--- The data Enclosed Below ---

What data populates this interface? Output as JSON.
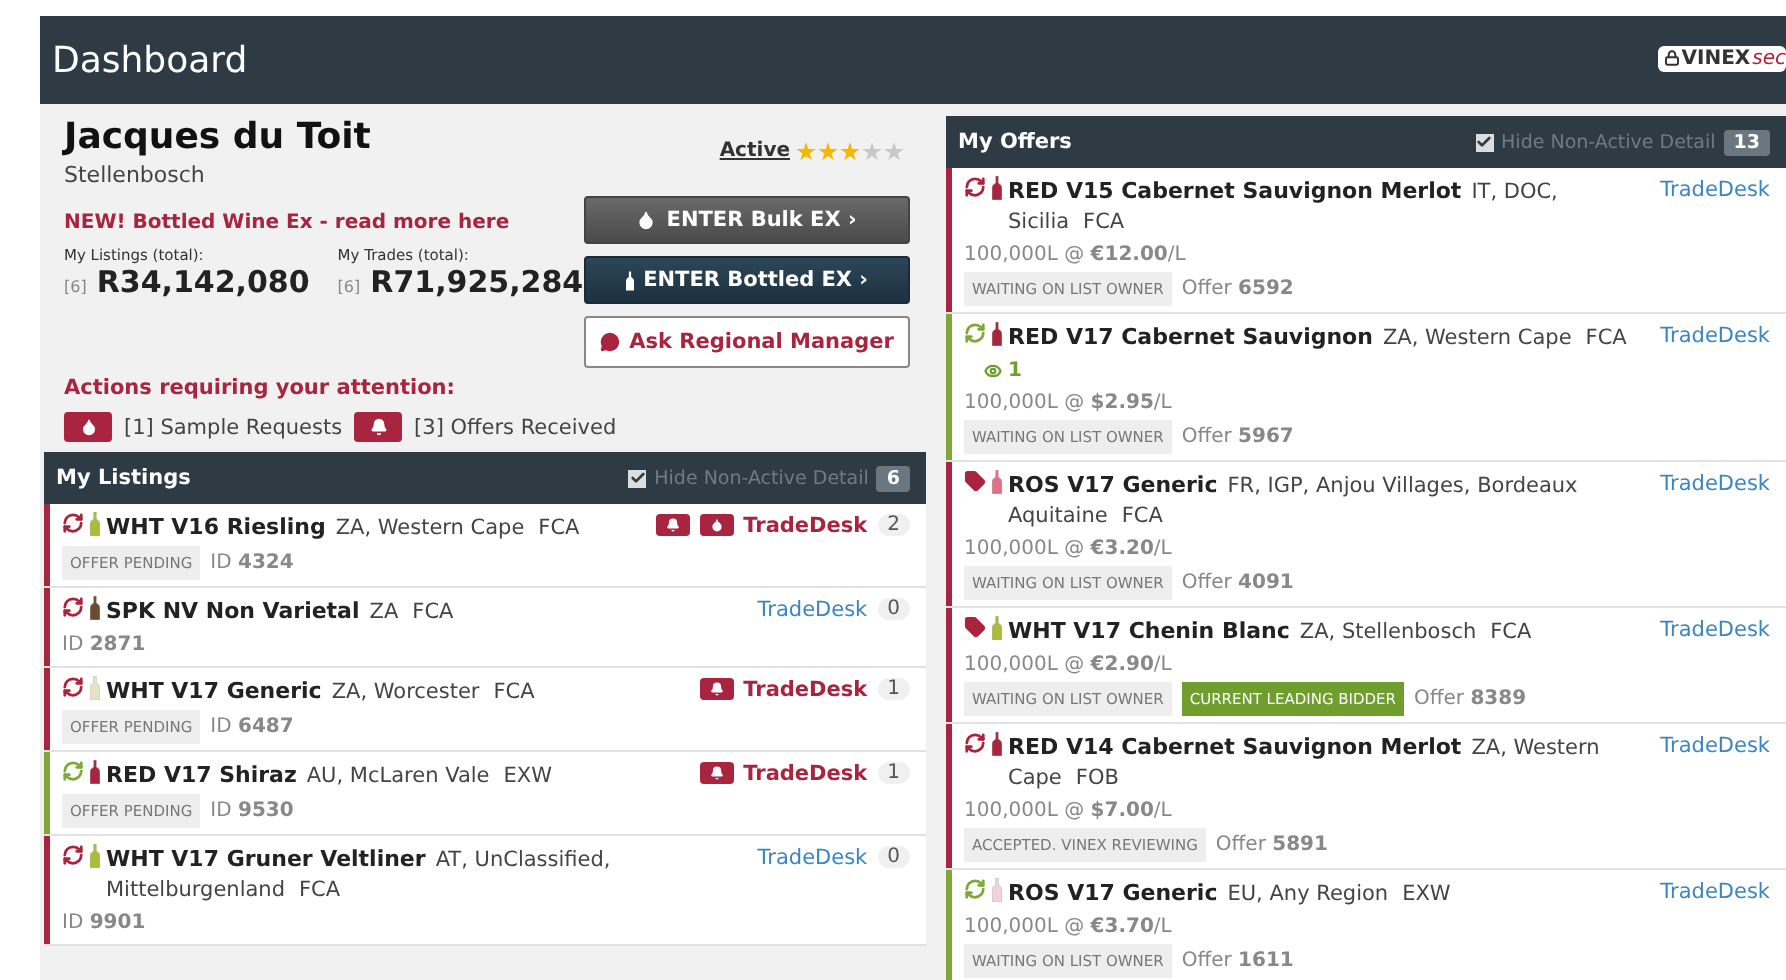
{
  "header": {
    "title": "Dashboard",
    "badge": {
      "brand": "VINEX",
      "suffix": "sec"
    }
  },
  "profile": {
    "name": "Jacques du Toit",
    "location": "Stellenbosch",
    "status": "Active",
    "stars": 3,
    "news": "NEW! Bottled Wine Ex - read more here",
    "stats": [
      {
        "label": "My Listings (total):",
        "count": "[6]",
        "value": "R34,142,080"
      },
      {
        "label": "My Trades (total):",
        "count": "[6]",
        "value": "R71,925,284"
      }
    ],
    "buttons": [
      {
        "kind": "bulk",
        "label": "ENTER Bulk EX ›"
      },
      {
        "kind": "bottled",
        "label": "ENTER Bottled EX ›"
      },
      {
        "kind": "ask",
        "label": "Ask Regional Manager"
      }
    ]
  },
  "actions": {
    "title": "Actions requiring your attention:",
    "items": [
      {
        "kind": "drop",
        "label": "[1] Sample Requests"
      },
      {
        "kind": "bell",
        "label": "[3] Offers Received"
      }
    ]
  },
  "listings": {
    "title": "My Listings",
    "hide_label": "Hide Non-Active Detail",
    "hide_non_active": true,
    "count": "6",
    "rows": [
      {
        "color": "#a8243f",
        "bottle": {
          "color": "#a9bd3a"
        },
        "title": "WHT V16 Riesling",
        "region": "ZA, Western Cape",
        "term": "FCA",
        "tag": "OFFER PENDING",
        "id": "ID **4324**",
        "alerts": [
          {
            "kind": "bell"
          },
          {
            "kind": "drop"
          }
        ],
        "link": "TradeDesk",
        "highlighted": true,
        "count": "2"
      },
      {
        "color": "#a8243f",
        "bottle": {
          "color": "#6b4a2e"
        },
        "title": "SPK NV Non Varietal",
        "region": "ZA",
        "term": "FCA",
        "id": "ID **2871**",
        "link": "TradeDesk",
        "highlighted": false,
        "count": "0"
      },
      {
        "color": "#a8243f",
        "bottle": {
          "color": "#e6e3c4"
        },
        "title": "WHT V17 Generic",
        "region": "ZA, Worcester",
        "term": "FCA",
        "tag": "OFFER PENDING",
        "id": "ID **6487**",
        "alerts": [
          {
            "kind": "bell"
          }
        ],
        "link": "TradeDesk",
        "highlighted": true,
        "count": "1"
      },
      {
        "color": "#7fa83a",
        "bottle": {
          "color": "#a8243f"
        },
        "title": "RED V17 Shiraz",
        "region": "AU, McLaren Vale",
        "term": "EXW",
        "tag": "OFFER PENDING",
        "id": "ID **9530**",
        "alerts": [
          {
            "kind": "bell"
          }
        ],
        "link": "TradeDesk",
        "highlighted": true,
        "count": "1"
      },
      {
        "color": "#a8243f",
        "bottle": {
          "color": "#a9bd3a"
        },
        "title": "WHT V17 Gruner Veltliner",
        "region": "AT, UnClassified, Mittelburgenland",
        "term": "FCA",
        "id": "ID **9901**",
        "link": "TradeDesk",
        "highlighted": false,
        "count": "0"
      }
    ]
  },
  "offers": {
    "title": "My Offers",
    "hide_label": "Hide Non-Active Detail",
    "hide_non_active": true,
    "count": "13",
    "rows": [
      {
        "kind": "sync",
        "color": "#a8243f",
        "bottle": {
          "color": "#a8243f"
        },
        "title": "RED V15 Cabernet Sauvignon Merlot",
        "region": "IT, DOC, Sicilia",
        "term": "FCA",
        "price": "100,000L @ **€12.00**/L",
        "tags": [
          {
            "kind": "status",
            "text": "WAITING ON LIST OWNER"
          }
        ],
        "offer": "Offer **6592**",
        "link": "TradeDesk"
      },
      {
        "kind": "sync",
        "color": "#7fa83a",
        "bottle": {
          "color": "#a8243f"
        },
        "title": "RED V17 Cabernet Sauvignon",
        "region": "ZA, Western Cape",
        "term": "FCA",
        "watchers": "1",
        "price": "100,000L @ **$2.95**/L",
        "tags": [
          {
            "kind": "status",
            "text": "WAITING ON LIST OWNER"
          }
        ],
        "offer": "Offer **5967**",
        "link": "TradeDesk"
      },
      {
        "kind": "tag",
        "color": "#a8243f",
        "bottle": {
          "color": "#e36f86"
        },
        "title": "ROS V17 Generic",
        "region": "FR, IGP, Anjou Villages, Bordeaux Aquitaine",
        "term": "FCA",
        "price": "100,000L @ **€3.20**/L",
        "tags": [
          {
            "kind": "status",
            "text": "WAITING ON LIST OWNER"
          }
        ],
        "offer": "Offer **4091**",
        "link": "TradeDesk"
      },
      {
        "kind": "tag",
        "color": "#a8243f",
        "bottle": {
          "color": "#a9bd3a"
        },
        "title": "WHT V17 Chenin Blanc",
        "region": "ZA, Stellenbosch",
        "term": "FCA",
        "price": "100,000L @ **€2.90**/L",
        "tags": [
          {
            "kind": "status",
            "text": "WAITING ON LIST OWNER"
          },
          {
            "kind": "leading",
            "text": "CURRENT LEADING BIDDER"
          }
        ],
        "offer": "Offer **8389**",
        "link": "TradeDesk"
      },
      {
        "kind": "sync",
        "color": "#a8243f",
        "bottle": {
          "color": "#a8243f"
        },
        "title": "RED V14 Cabernet Sauvignon Merlot",
        "region": "ZA, Western Cape",
        "term": "FOB",
        "price": "100,000L @ **$7.00**/L",
        "tags": [
          {
            "kind": "status",
            "text": "ACCEPTED. VINEX REVIEWING"
          }
        ],
        "offer": "Offer **5891**",
        "link": "TradeDesk"
      },
      {
        "kind": "sync",
        "color": "#7fa83a",
        "bottle": {
          "color": "#f2d2d8"
        },
        "title": "ROS V17 Generic",
        "region": "EU, Any Region",
        "term": "EXW",
        "price": "100,000L @ **€3.70**/L",
        "tags": [
          {
            "kind": "status",
            "text": "WAITING ON LIST OWNER"
          }
        ],
        "offer": "Offer **1611**",
        "link": "TradeDesk"
      }
    ]
  }
}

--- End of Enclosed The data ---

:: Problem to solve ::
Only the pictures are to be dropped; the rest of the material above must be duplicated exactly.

:: Output for this task ::
What data populates this interface? Output as JSON.
{
  "header": {
    "title": "Dashboard",
    "badge": {
      "brand": "VINEX",
      "suffix": "sec"
    }
  },
  "profile": {
    "name": "Jacques du Toit",
    "location": "Stellenbosch",
    "status": "Active",
    "stars": 3,
    "news": "NEW! Bottled Wine Ex - read more here",
    "stats": [
      {
        "label": "My Listings (total):",
        "count": "[6]",
        "value": "R34,142,080"
      },
      {
        "label": "My Trades (total):",
        "count": "[6]",
        "value": "R71,925,284"
      }
    ],
    "buttons": [
      {
        "kind": "bulk",
        "label": "ENTER Bulk EX ›"
      },
      {
        "kind": "bottled",
        "label": "ENTER Bottled EX ›"
      },
      {
        "kind": "ask",
        "label": "Ask Regional Manager"
      }
    ]
  },
  "actions": {
    "title": "Actions requiring your attention:",
    "items": [
      {
        "kind": "drop",
        "label": "[1] Sample Requests"
      },
      {
        "kind": "bell",
        "label": "[3] Offers Received"
      }
    ]
  },
  "listings": {
    "title": "My Listings",
    "hide_label": "Hide Non-Active Detail",
    "hide_non_active": true,
    "count": "6",
    "rows": [
      {
        "color": "#a8243f",
        "bottle": {
          "color": "#a9bd3a"
        },
        "title": "WHT V16 Riesling",
        "region": "ZA, Western Cape",
        "term": "FCA",
        "tag": "OFFER PENDING",
        "id": "ID **4324**",
        "alerts": [
          {
            "kind": "bell"
          },
          {
            "kind": "drop"
          }
        ],
        "link": "TradeDesk",
        "highlighted": true,
        "count": "2"
      },
      {
        "color": "#a8243f",
        "bottle": {
          "color": "#6b4a2e"
        },
        "title": "SPK NV Non Varietal",
        "region": "ZA",
        "term": "FCA",
        "id": "ID **2871**",
        "link": "TradeDesk",
        "highlighted": false,
        "count": "0"
      },
      {
        "color": "#a8243f",
        "bottle": {
          "color": "#e6e3c4"
        },
        "title": "WHT V17 Generic",
        "region": "ZA, Worcester",
        "term": "FCA",
        "tag": "OFFER PENDING",
        "id": "ID **6487**",
        "alerts": [
          {
            "kind": "bell"
          }
        ],
        "link": "TradeDesk",
        "highlighted": true,
        "count": "1"
      },
      {
        "color": "#7fa83a",
        "bottle": {
          "color": "#a8243f"
        },
        "title": "RED V17 Shiraz",
        "region": "AU, McLaren Vale",
        "term": "EXW",
        "tag": "OFFER PENDING",
        "id": "ID **9530**",
        "alerts": [
          {
            "kind": "bell"
          }
        ],
        "link": "TradeDesk",
        "highlighted": true,
        "count": "1"
      },
      {
        "color": "#a8243f",
        "bottle": {
          "color": "#a9bd3a"
        },
        "title": "WHT V17 Gruner Veltliner",
        "region": "AT, UnClassified, Mittelburgenland",
        "term": "FCA",
        "id": "ID **9901**",
        "link": "TradeDesk",
        "highlighted": false,
        "count": "0"
      }
    ]
  },
  "offers": {
    "title": "My Offers",
    "hide_label": "Hide Non-Active Detail",
    "hide_non_active": true,
    "count": "13",
    "rows": [
      {
        "kind": "sync",
        "color": "#a8243f",
        "bottle": {
          "color": "#a8243f"
        },
        "title": "RED V15 Cabernet Sauvignon Merlot",
        "region": "IT, DOC, Sicilia",
        "term": "FCA",
        "price": "100,000L @ **€12.00**/L",
        "tags": [
          {
            "kind": "status",
            "text": "WAITING ON LIST OWNER"
          }
        ],
        "offer": "Offer **6592**",
        "link": "TradeDesk"
      },
      {
        "kind": "sync",
        "color": "#7fa83a",
        "bottle": {
          "color": "#a8243f"
        },
        "title": "RED V17 Cabernet Sauvignon",
        "region": "ZA, Western Cape",
        "term": "FCA",
        "watchers": "1",
        "price": "100,000L @ **$2.95**/L",
        "tags": [
          {
            "kind": "status",
            "text": "WAITING ON LIST OWNER"
          }
        ],
        "offer": "Offer **5967**",
        "link": "TradeDesk"
      },
      {
        "kind": "tag",
        "color": "#a8243f",
        "bottle": {
          "color": "#e36f86"
        },
        "title": "ROS V17 Generic",
        "region": "FR, IGP, Anjou Villages, Bordeaux Aquitaine",
        "term": "FCA",
        "price": "100,000L @ **€3.20**/L",
        "tags": [
          {
            "kind": "status",
            "text": "WAITING ON LIST OWNER"
          }
        ],
        "offer": "Offer **4091**",
        "link": "TradeDesk"
      },
      {
        "kind": "tag",
        "color": "#a8243f",
        "bottle": {
          "color": "#a9bd3a"
        },
        "title": "WHT V17 Chenin Blanc",
        "region": "ZA, Stellenbosch",
        "term": "FCA",
        "price": "100,000L @ **€2.90**/L",
        "tags": [
          {
            "kind": "status",
            "text": "WAITING ON LIST OWNER"
          },
          {
            "kind": "leading",
            "text": "CURRENT LEADING BIDDER"
          }
        ],
        "offer": "Offer **8389**",
        "link": "TradeDesk"
      },
      {
        "kind": "sync",
        "color": "#a8243f",
        "bottle": {
          "color": "#a8243f"
        },
        "title": "RED V14 Cabernet Sauvignon Merlot",
        "region": "ZA, Western Cape",
        "term": "FOB",
        "price": "100,000L @ **$7.00**/L",
        "tags": [
          {
            "kind": "status",
            "text": "ACCEPTED. VINEX REVIEWING"
          }
        ],
        "offer": "Offer **5891**",
        "link": "TradeDesk"
      },
      {
        "kind": "sync",
        "color": "#7fa83a",
        "bottle": {
          "color": "#f2d2d8"
        },
        "title": "ROS V17 Generic",
        "region": "EU, Any Region",
        "term": "EXW",
        "price": "100,000L @ **€3.70**/L",
        "tags": [
          {
            "kind": "status",
            "text": "WAITING ON LIST OWNER"
          }
        ],
        "offer": "Offer **1611**",
        "link": "TradeDesk"
      }
    ]
  }
}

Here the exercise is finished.